    • Traditionally, the English-speaking world is divided between North America and the Commonwealth for publishing purposes, and the rights are sold separately. So the UK publisher can't distribute books in the US, as they don't have the rights. This actually makes sense for the authors, as they can effectively get paid twice for the same book -- if a UK publisher could distribute a book in the US, they wouldn't necessarily do so as effectively as a US publisher.

      (Yes, Canada is in both North America and the Co
  • Robert Sawyer's HOMINIDS was nominated and won the Hugo when Worldcon was in Toronto (Sawyer is Canadia). Worldcon members nominate the Hugos, and there are a lot from the UK this year since the next Worldcon is in Scotland.

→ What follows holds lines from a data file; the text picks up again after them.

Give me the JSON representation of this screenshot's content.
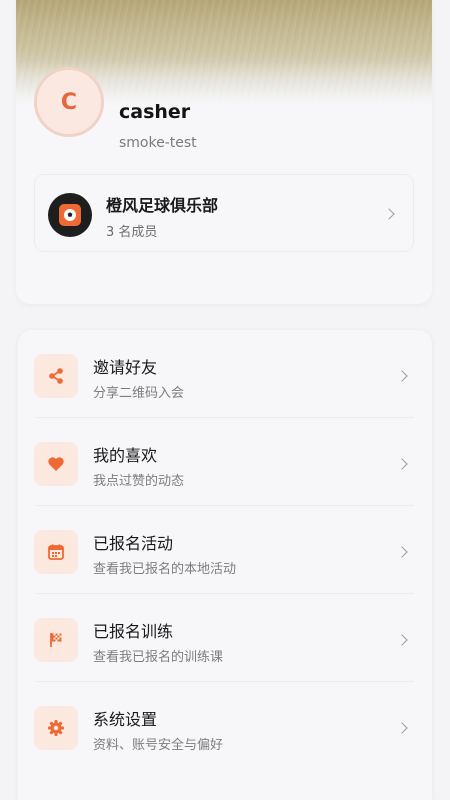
{
  "profile": {
    "avatar_initial": "C",
    "username": "casher",
    "subtitle": "smoke-test"
  },
  "club": {
    "name": "橙风足球俱乐部",
    "members": "3 名成员"
  },
  "menu": {
    "items": [
      {
        "title": "邀请好友",
        "desc": "分享二维码入会",
        "icon": "share-icon"
      },
      {
        "title": "我的喜欢",
        "desc": "我点过赞的动态",
        "icon": "heart-icon"
      },
      {
        "title": "已报名活动",
        "desc": "查看我已报名的本地活动",
        "icon": "calendar-icon"
      },
      {
        "title": "已报名训练",
        "desc": "查看我已报名的训练课",
        "icon": "flag-icon"
      },
      {
        "title": "系统设置",
        "desc": "资料、账号安全与偏好",
        "icon": "gear-icon"
      }
    ]
  },
  "colors": {
    "accent": "#ee6a34",
    "icon_bg": "#fbe8df",
    "card_bg": "#f7f7f9",
    "page_bg": "#f4f4f6"
  }
}
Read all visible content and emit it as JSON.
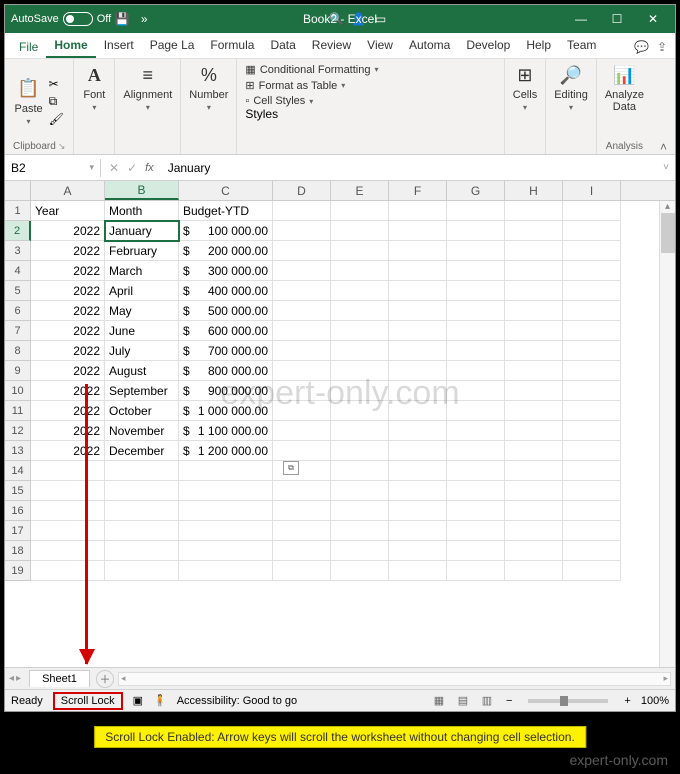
{
  "title": "Book2 - Excel",
  "autosave": {
    "label": "AutoSave",
    "state": "Off"
  },
  "menu": {
    "file": "File",
    "tabs": [
      "Home",
      "Insert",
      "Page La",
      "Formula",
      "Data",
      "Review",
      "View",
      "Automa",
      "Develop",
      "Help",
      "Team"
    ],
    "active": "Home"
  },
  "ribbon": {
    "clipboard": {
      "label": "Clipboard",
      "paste": "Paste"
    },
    "font": {
      "label": "Font"
    },
    "alignment": {
      "label": "Alignment"
    },
    "number": {
      "label": "Number"
    },
    "styles": {
      "label": "Styles",
      "cond_format": "Conditional Formatting",
      "format_table": "Format as Table",
      "cell_styles": "Cell Styles"
    },
    "cells": {
      "label": "Cells"
    },
    "editing": {
      "label": "Editing"
    },
    "analysis": {
      "label": "Analysis",
      "analyze": "Analyze\nData"
    }
  },
  "namebox": "B2",
  "formula": "January",
  "columns": [
    "A",
    "B",
    "C",
    "D",
    "E",
    "F",
    "G",
    "H",
    "I"
  ],
  "active_col": "B",
  "active_row": 2,
  "headers": {
    "A": "Year",
    "B": "Month",
    "C": "Budget-YTD"
  },
  "data_rows": [
    {
      "year": "2022",
      "month": "January",
      "currency": "$",
      "amount": "100 000.00"
    },
    {
      "year": "2022",
      "month": "February",
      "currency": "$",
      "amount": "200 000.00"
    },
    {
      "year": "2022",
      "month": "March",
      "currency": "$",
      "amount": "300 000.00"
    },
    {
      "year": "2022",
      "month": "April",
      "currency": "$",
      "amount": "400 000.00"
    },
    {
      "year": "2022",
      "month": "May",
      "currency": "$",
      "amount": "500 000.00"
    },
    {
      "year": "2022",
      "month": "June",
      "currency": "$",
      "amount": "600 000.00"
    },
    {
      "year": "2022",
      "month": "July",
      "currency": "$",
      "amount": "700 000.00"
    },
    {
      "year": "2022",
      "month": "August",
      "currency": "$",
      "amount": "800 000.00"
    },
    {
      "year": "2022",
      "month": "September",
      "currency": "$",
      "amount": "900 000.00"
    },
    {
      "year": "2022",
      "month": "October",
      "currency": "$",
      "amount": "1 000 000.00"
    },
    {
      "year": "2022",
      "month": "November",
      "currency": "$",
      "amount": "1 100 000.00"
    },
    {
      "year": "2022",
      "month": "December",
      "currency": "$",
      "amount": "1 200 000.00"
    }
  ],
  "total_visible_rows": 19,
  "sheet_tab": "Sheet1",
  "status": {
    "ready": "Ready",
    "scroll_lock": "Scroll Lock",
    "accessibility": "Accessibility: Good to go",
    "zoom": "100%"
  },
  "annotation": "Scroll Lock Enabled: Arrow keys will scroll the worksheet without changing cell selection.",
  "watermark": "expert-only.com"
}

There are many fine British writers, and probably all the novels nominated here deserve their nominations, but it doesn't mean British SF is better than American SF right now necessarily (a whole thread above). It means a few hundred people, with more UK people compared to Americans
  • There's TV and movie nominations as well. So feel free to discuss those too. =)

    In the "Best Dramatic Presentation - Short Form" (TV) category, the nominations were the pilot of Lost, two Angel episodes, as well as ones from Battlestar Galactica & StarGate SG-1. The SG-1 episode was the two parter "Heroes", which I for one loved immensely. The BSG nomination was for their first episode, "33". Definitely good, but I'm saddened at the lack of love for the BSG miniseries.

  • Iron Council by China Mieville
    Secularity: 10 Technophilia: 10
    Quality: 8 Xenophilia: 10
    Tilt: 7 Average: 9

    "I want to die for the engine I love -- one hundred and forty three"
    - a folk song

    Two decades after the dreamplague of Perdido Street Station, the industrial metropolis of New Crobuzon bubbles with discontent. Guilds strike. Revolutionary cells meet and blabber. Militia patrol in grim uniforms.

    The suffrage remains very limited. Power is still in the hands of the Fat Sun Party, with the xenophob

How many NASA managers does it take to screw in a lightbulb? "That's a known problem... don't worry about it."